By: Jan Engoren Contributing Writer
The auditorium at the Crest Theatre was standing room only for the city’s themed Town Hall meeting, Plastic Planet.
Sponsored by the Delray Beach Chamber of Commerce and the City of Delray Beach, the meeting’s goal was to involve local residents in a dialogue on how to better manage and prevent the impact of hundreds of millions of tons of plastic deposited every year into our oceans and on our beaches.
According to Plastic Oceans International, a nonprofit organization which wants to end plastic pollution, 50 percent of all plastic used is single-use plastic, such as a single use plastic straw.
We use 20 million plastic water bottles each day, produce 300 million tons of plastic per year and dump eight million tons of plastic into our oceans every year. And, sadly, only 9 percent of all plastic produced makes it to a recycling facility.
The event opened with a skit about recycling by students at the Milagro Center, accompanied by drummers creating rhythms on plastic pails.
“We in Delray Beach want to make a difference locally,” said Mayor Shelly Petrolia. “To that end, I’ve elevated the city’s sustainability manager position and we’ve embraced the ‘Skip the Straw’ initiative.”
“Our efforts can begin locally and echo globally,” she said.
Local artists Sharon Koskoff, Marli Oliveira Thiffault, Sonya Sanchez Arias and Aidana Baldassare all created art using recycled materials and even bartender Heidi Elden was serving up chardonnay in made-from-plant compostable wine glasses.
Speakers included Julie Andersen, Founder of Plastic Oceans International, Evan Orellana, Director of Education and Animal Care at the Sandoway Discovery Center, Keith Miller, Branch Manager at Trader Joe’s, Dawn McCormick from Waste Management, Chris Gove, Founder of the Saltwater Brewery, City Commissioner Ryan Boylston, Jayson Koss, Founder of Delivery Dudes, Rick Konsavage, General Manager at the Marriott hotel, environmental attorney, Erin Deady and Jacqueline Botting, founder of WiseTribe.

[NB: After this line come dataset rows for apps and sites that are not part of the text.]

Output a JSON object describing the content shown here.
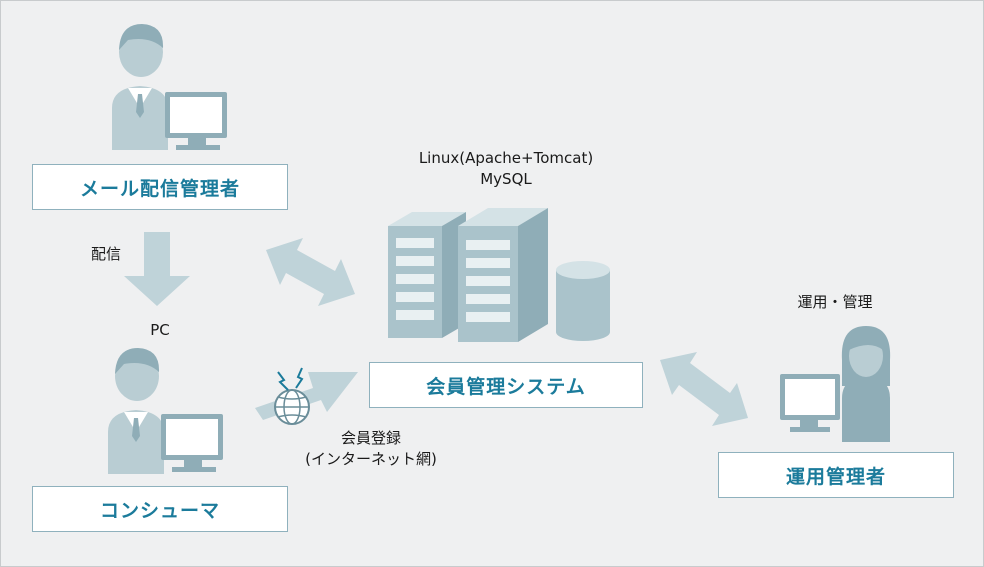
{
  "nodes": {
    "mail_admin": "メール配信管理者",
    "member_system": "会員管理システム",
    "consumer": "コンシューマ",
    "ops_admin": "運用管理者"
  },
  "labels": {
    "server_line1": "Linux(Apache+Tomcat)",
    "server_line2": "MySQL",
    "delivery": "配信",
    "pc": "PC",
    "ops": "運用・管理",
    "registration_line1": "会員登録",
    "registration_line2": "(インターネット網)"
  },
  "colors": {
    "background": "#eff0f1",
    "accent_text": "#1b7b9b",
    "box_border": "#8fb1bd",
    "arrow": "#bfd3d9",
    "figure": "#b9cdd3",
    "figure_dark": "#8fadb7",
    "server": "#aac3cb"
  },
  "icons": [
    "person-pc-icon",
    "server-icon",
    "database-icon",
    "globe-icon",
    "signal-icon",
    "woman-pc-icon"
  ]
}
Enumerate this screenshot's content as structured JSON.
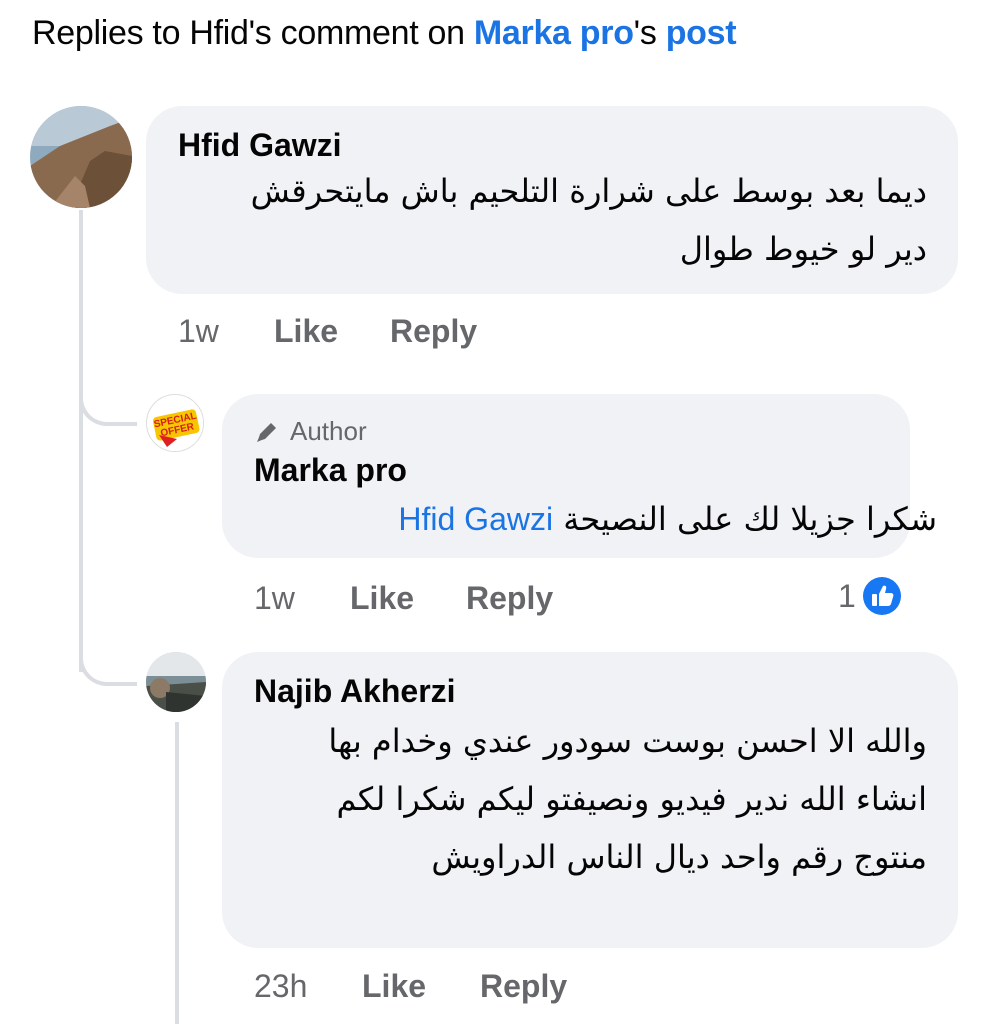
{
  "header": {
    "prefix": "Replies to Hfid's comment on ",
    "author_link": "Marka pro",
    "possessive": "'s ",
    "post_link": "post"
  },
  "comments": [
    {
      "author": "Hfid Gawzi",
      "lines": [
        "ديما بعد بوسط على شرارة التلحيم باش مايتحرقش",
        "دير لو خيوط طوال"
      ],
      "time": "1w",
      "like_label": "Like",
      "reply_label": "Reply"
    },
    {
      "badge": "Author",
      "author": "Marka pro",
      "text": "شكرا جزيلا لك على النصيحة",
      "mention": "Hfid Gawzi",
      "avatar_text": "SPECIAL OFFER",
      "time": "1w",
      "like_label": "Like",
      "reply_label": "Reply",
      "reaction_count": "1"
    },
    {
      "author": "Najib Akherzi",
      "lines": [
        "والله الا احسن بوست سودور عندي وخدام بها",
        "انشاء الله ندير فيديو ونصيفتو ليكم شكرا لكم",
        "منتوج رقم واحد ديال الناس الدراويش"
      ],
      "time": "23h",
      "like_label": "Like",
      "reply_label": "Reply"
    }
  ],
  "colors": {
    "link": "#1b74e4",
    "bubble": "#f0f2f5",
    "meta": "#65676b",
    "like_reaction": "#1877f2"
  },
  "icons": [
    "pencil-icon",
    "like-reaction-icon"
  ]
}
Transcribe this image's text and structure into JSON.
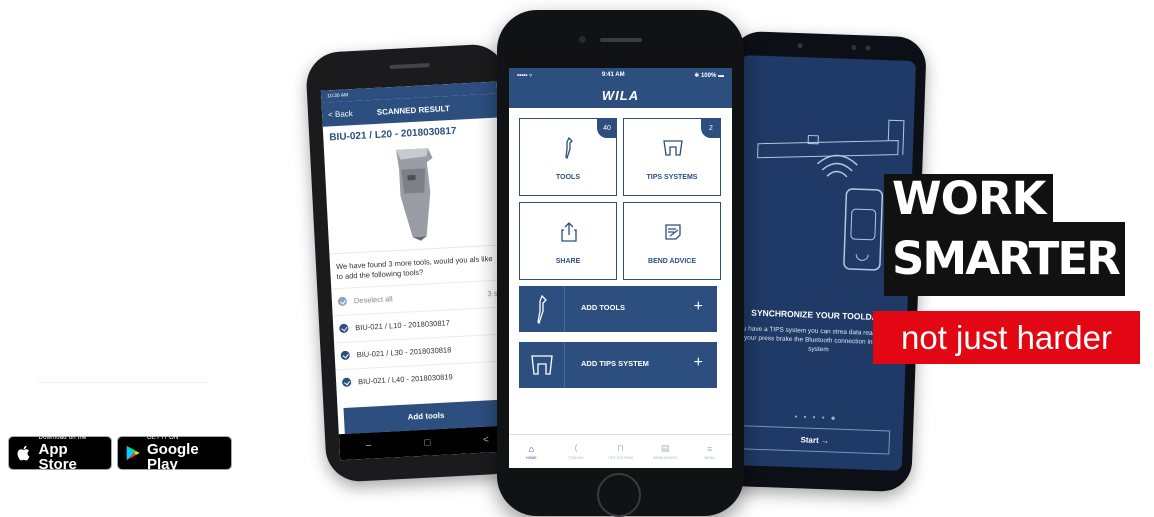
{
  "badges": {
    "appstore_small": "Download on the",
    "appstore_big": "App Store",
    "google_small": "GET IT ON",
    "google_big": "Google Play"
  },
  "left_phone": {
    "status_time": "10:30 AM",
    "back": "< Back",
    "title": "SCANNED RESULT",
    "code": "BIU-021 / L20 - 2018030817",
    "question": "We have found 3 more tools, would you als like to add the following tools?",
    "deselect": "Deselect all",
    "count": "3 se",
    "items": [
      "BIU-021 / L10 - 2018030817",
      "BIU-021 / L30 - 2018030818",
      "BIU-021 / L40 - 2018030819"
    ],
    "add_button": "Add tools",
    "nav": [
      "−",
      "□",
      "<"
    ]
  },
  "center_phone": {
    "carrier": "••••• ▿",
    "time": "9:41 AM",
    "battery": "✱ 100% ▬",
    "logo": "WILA",
    "tiles": [
      {
        "label": "TOOLS",
        "badge": "40"
      },
      {
        "label": "TIPS SYSTEMS",
        "badge": "2"
      },
      {
        "label": "SHARE"
      },
      {
        "label": "BEND ADVICE"
      }
    ],
    "bars": [
      {
        "label": "ADD TOOLS",
        "plus": "+"
      },
      {
        "label": "ADD TIPS SYSTEM",
        "plus": "+"
      }
    ],
    "tabs": [
      "HOME",
      "TOOLING",
      "TIPS SYSTEMS",
      "BEND ADVICE",
      "MENU"
    ]
  },
  "right_phone": {
    "title": "SYNCHRONIZE YOUR TOOLDATA",
    "text": "u have a TIPS system you can strea data real time to your press brake the Bluetooth connection in the cla system",
    "dots": "• • • • ●",
    "start": "Start →"
  },
  "slogan": {
    "line1": "WORK",
    "line2": "SMARTER",
    "line3": "not just harder"
  },
  "colors": {
    "brand_blue": "#2c4f80",
    "slogan_red": "#e30613",
    "slogan_black": "#111111"
  }
}
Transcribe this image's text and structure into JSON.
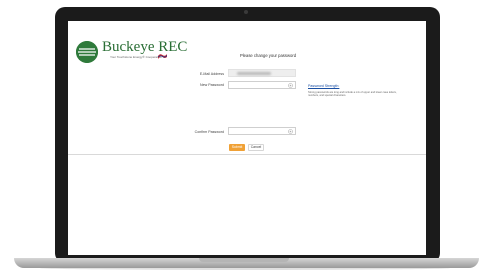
{
  "brand": {
    "name": "Buckeye REC",
    "tagline": "Your Touchstone Energy® Cooperative",
    "logo_color": "#2a6e35"
  },
  "form": {
    "title": "Please change your password",
    "email_label": "E-Mail Address",
    "new_password_label": "New Password",
    "confirm_password_label": "Confirm Password",
    "submit_label": "Submit",
    "cancel_label": "Cancel",
    "submit_color": "#f0a136"
  },
  "strength": {
    "link_text": "Password Strength:",
    "hint": "Strong passwords are long and include a mix of upper and lower case letters, numbers, and special characters."
  }
}
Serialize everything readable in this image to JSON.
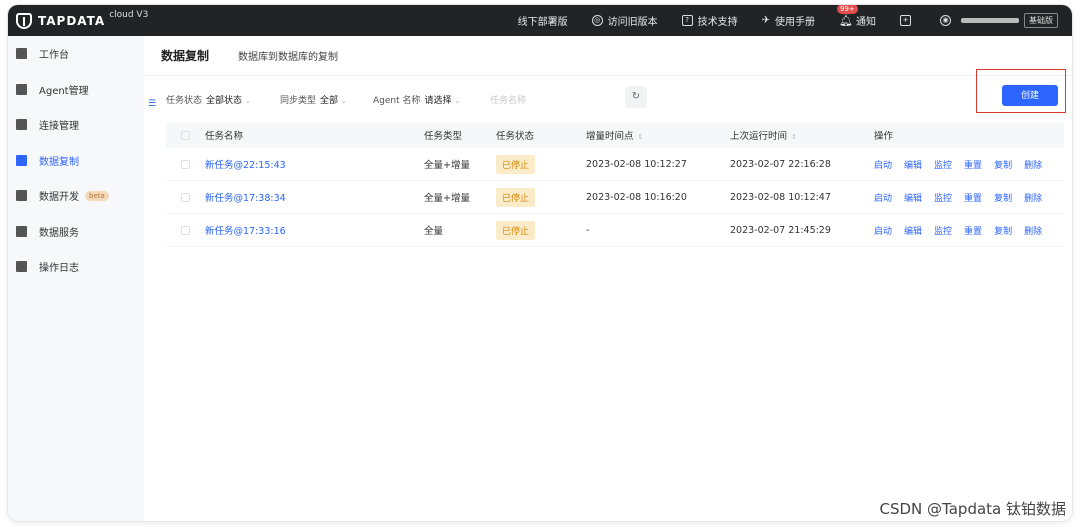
{
  "brand": {
    "logo_text": "TAPDATA",
    "logo_sub": "cloud V3"
  },
  "topbar": {
    "links": [
      {
        "icon": "",
        "label": "线下部署版"
      },
      {
        "icon": "globe-icon",
        "label": "访问旧版本"
      },
      {
        "icon": "help-icon",
        "label": "技术支持"
      },
      {
        "icon": "send-icon",
        "label": "使用手册"
      }
    ],
    "notification_badge": "99+",
    "notification_label": "通知",
    "edition": "基础版"
  },
  "sidebar": {
    "items": [
      {
        "icon": "dashboard-icon",
        "label": "工作台",
        "active": false
      },
      {
        "icon": "agent-icon",
        "label": "Agent管理",
        "active": false
      },
      {
        "icon": "connection-icon",
        "label": "连接管理",
        "active": false
      },
      {
        "icon": "replication-icon",
        "label": "数据复制",
        "active": true
      },
      {
        "icon": "dev-icon",
        "label": "数据开发",
        "badge": "beta",
        "active": false
      },
      {
        "icon": "service-icon",
        "label": "数据服务",
        "active": false
      },
      {
        "icon": "log-icon",
        "label": "操作日志",
        "active": false
      }
    ]
  },
  "page": {
    "title": "数据复制",
    "subtitle": "数据库到数据库的复制"
  },
  "filters": {
    "status": {
      "label": "任务状态",
      "value": "全部状态"
    },
    "sync_type": {
      "label": "同步类型",
      "value": "全部"
    },
    "agent": {
      "label": "Agent 名称",
      "value": "请选择"
    },
    "search_placeholder": "任务名称"
  },
  "create_label": "创建",
  "table": {
    "headers": {
      "name": "任务名称",
      "type": "任务类型",
      "status": "任务状态",
      "incremental": "增量时间点",
      "last_run": "上次运行时间",
      "ops": "操作"
    },
    "rows": [
      {
        "name": "新任务@22:15:43",
        "type": "全量+增量",
        "status": "已停止",
        "incremental": "2023-02-08 10:12:27",
        "last_run": "2023-02-07 22:16:28"
      },
      {
        "name": "新任务@17:38:34",
        "type": "全量+增量",
        "status": "已停止",
        "incremental": "2023-02-08 10:16:20",
        "last_run": "2023-02-08 10:12:47"
      },
      {
        "name": "新任务@17:33:16",
        "type": "全量",
        "status": "已停止",
        "incremental": "-",
        "last_run": "2023-02-07 21:45:29"
      }
    ],
    "ops": [
      "启动",
      "编辑",
      "监控",
      "重置",
      "复制",
      "删除"
    ]
  },
  "watermark": "CSDN @Tapdata 钛铂数据"
}
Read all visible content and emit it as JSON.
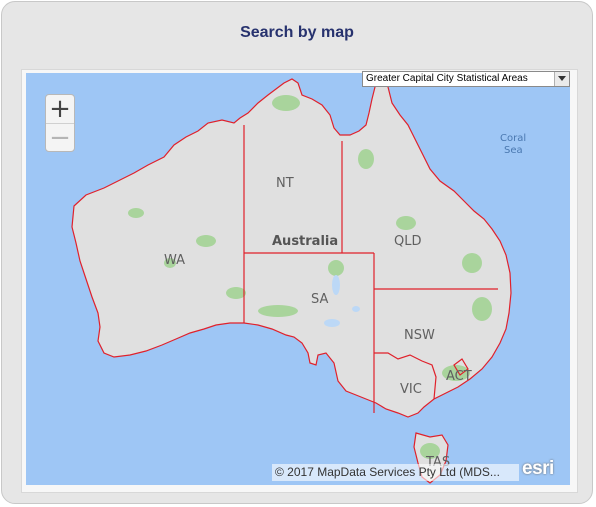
{
  "panel": {
    "title": "Search by map"
  },
  "region_select": {
    "selected": "Greater Capital City Statistical Areas"
  },
  "zoom": {
    "in_label": "+",
    "out_label": "−"
  },
  "map_labels": {
    "country": "Australia",
    "sea": "Coral\nSea",
    "sea_line1": "Coral",
    "sea_line2": "Sea",
    "states": [
      "WA",
      "NT",
      "SA",
      "QLD",
      "NSW",
      "VIC",
      "ACT",
      "TAS"
    ]
  },
  "attribution": "© 2017 MapData Services Pty Ltd (MDS...",
  "logo": "esri",
  "colors": {
    "water": "#9ec6f5",
    "land": "#e0e0e0",
    "boundary": "#e0212b",
    "park": "#a9d49c",
    "title": "#27326e"
  }
}
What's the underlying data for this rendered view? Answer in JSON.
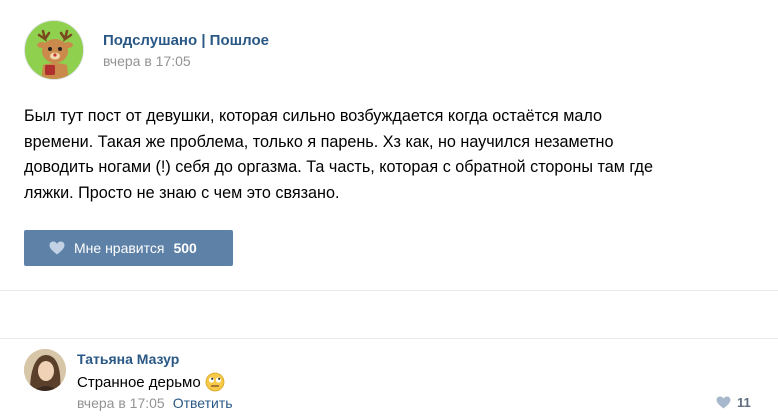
{
  "post": {
    "group_name": "Подслушано | Пошлое",
    "time": "вчера в 17:05",
    "text_lines": [
      "Был тут пост от девушки, которая сильно возбуждается когда остаётся мало",
      "времени. Такая же проблема, только я парень. Хз как, но научился незаметно",
      "доводить ногами (!) себя до оргазма. Та часть, которая с обратной стороны там где",
      "ляжки. Просто не знаю с чем это связано."
    ],
    "like_label": "Мне нравится",
    "like_count": "500",
    "accent_color": "#5e81a8",
    "link_color": "#2a5885"
  },
  "comment": {
    "author": "Татьяна Мазур",
    "text": "Странное дерьмо",
    "emoji_icon": "face-with-rolling-eyes-icon",
    "time": "вчера в 17:05",
    "reply_label": "Ответить",
    "like_count": "11"
  }
}
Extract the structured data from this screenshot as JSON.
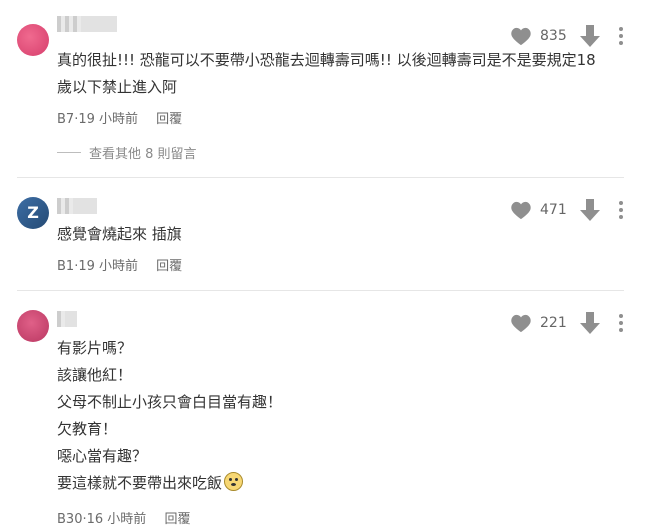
{
  "comments": [
    {
      "content": "真的很扯!!! 恐龍可以不要帶小恐龍去迴轉壽司嗎!! 以後迴轉壽司是不是要規定18\n歲以下禁止進入阿",
      "floor": "B7",
      "time": "19 小時前",
      "reply_label": "回覆",
      "likes": "835",
      "view_more": "查看其他 8 則留言",
      "avatar_color": "#e84d7a"
    },
    {
      "content": "感覺會燒起來 插旗",
      "floor": "B1",
      "time": "19 小時前",
      "reply_label": "回覆",
      "likes": "471",
      "avatar_color": "#2f5c8f"
    },
    {
      "content": "有影片嗎？\n該讓他紅！\n父母不制止小孩只會白目當有趣！\n欠教育！\n噁心當有趣？\n要這樣就不要帶出來吃飯",
      "floor": "B30",
      "time": "16 小時前",
      "reply_label": "回覆",
      "likes": "221",
      "avatar_color": "#c9446b"
    }
  ],
  "icons": {
    "like": "heart-icon",
    "dislike": "arrow-down-icon",
    "more": "more-vertical-icon",
    "emoji": "rolling-eyes-emoji"
  },
  "colors": {
    "icon_gray": "#8f8f8f",
    "text": "#333333",
    "meta": "#6b6b6b"
  }
}
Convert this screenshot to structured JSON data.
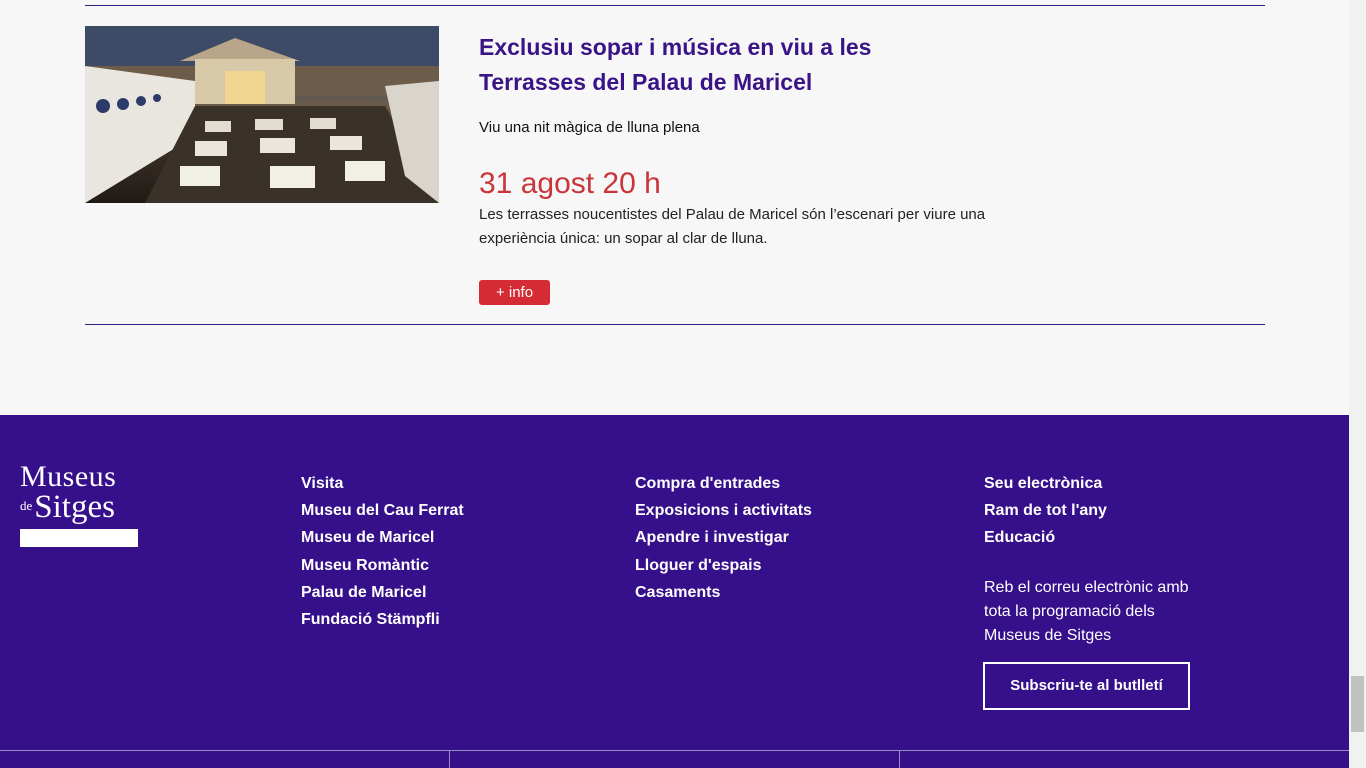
{
  "event": {
    "image_alt": "Terrasses del Palau de Maricel at dusk",
    "title": "Exclusiu sopar i música en viu a les Terrasses del Palau de Maricel",
    "subtitle": "Viu una nit màgica de lluna plena",
    "date": "31 agost 20 h",
    "description": "Les terrasses noucentistes del Palau de Maricel són l’escenari per viure una experiència única: un sopar al clar de lluna.",
    "info_button": "+ info"
  },
  "footer": {
    "logo": {
      "line1": "Museus",
      "de": "de",
      "line2": "Sitges"
    },
    "col1": [
      "Visita",
      "Museu del Cau Ferrat",
      "Museu de Maricel",
      "Museu Romàntic",
      "Palau de Maricel",
      "Fundació Stämpfli"
    ],
    "col2": [
      "Compra d'entrades",
      "Exposicions i activitats",
      "Apendre i investigar",
      "Lloguer d'espais",
      "Casaments"
    ],
    "col3": [
      "Seu electrònica",
      "Ram de tot l'any",
      "Educació"
    ],
    "newsletter_text": "Reb el correu electrònic amb tota la programació dels Museus de Sitges",
    "subscribe_button": "Subscriu-te al butlletí"
  },
  "colors": {
    "title_purple": "#3a1487",
    "date_red": "#c9353b",
    "button_red": "#d52b35",
    "footer_bg": "#36108b"
  }
}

According to comments by Petrolia and Orellana, the city of Delray Beach plans to take a leadership role in reducing the amount of plastic, especially single-use plastic used by the city and its residents.
“As an ocean city, we should take the lead,” said Orellana, noting, “plastic doesn’t have a happy ending.”
He talked about the hidden danger of micro-plastics, which are plastics which break down in the ocean into smaller pieces and absorb toxic chemicals and are then eaten by marine life and enter into the food chain.
As Andersen noted in her presentation, there are three ways to reduce our plastic footprint: rethinking the use of plastics, rethinking packaging and rethinking product design.
Delray Beach native and co-founder of Saltwater Brewery, Chris Gove, talked about “following his passion for marine conservancy and giving back to the community.”
His edible six-pack ring holders began “as a small idea which created a ripple that’s become a wave,” Gove said.
Instead of the traditional plastic rings to hold beer and soft drinks and which are known to harm wildlife and sea animals, the rings, also known as E6PR are made from barley and wheat byproducts as a result of the beer brewing process. They are edible and 100 percent biodegradable.
Commissioner Boylston spoke about the Belle Glade company, Tellus, which converts sugar cane waste into biodegradable packaging, such as plates, bowls, and take-out containers.
Trader Joe’s Miller spoke about his company’s efforts to reduce plastic packaging and Styrofoam and introduce bio-degradeable plastic produce bags.
What can an individual do to help reduce plastic pollution?
According to Plastic Oceans International, bring your own bag when shopping, drink tap water and carry it in your own bottle, don’t buy body scrubs— those tiny beads are usually made of plastic, choose fruit and vegetables that are not wrapped in plastic, use matches instead of ‘disposable’ lighters or use a re-fillable one, don’t use ‘single-use’ plates, knives, forks, etc., choose liquid products that can be re-filled rather than re-bought. (For more tips, visit plasticoceans.org.)
City resident and a Delray Beach Utilities Department Coordinator Kelly Simmons was doing just that. An environmentalist and avid participant in beach clean-ups, she was excited to purchase two portable all-in-one reusable knife, fork, spoon combinations which she will share with her daughter.
She was also happy to learn that the London Marathon, in an effort to reduce plastic waste after this month’s race was distributing golf ball-size edible pouches made from seaweed and filled with a sports drink.
“This is something near and dear to our hearts,” she said.
To learn more visit: delraybeach.com and plasticoceans.org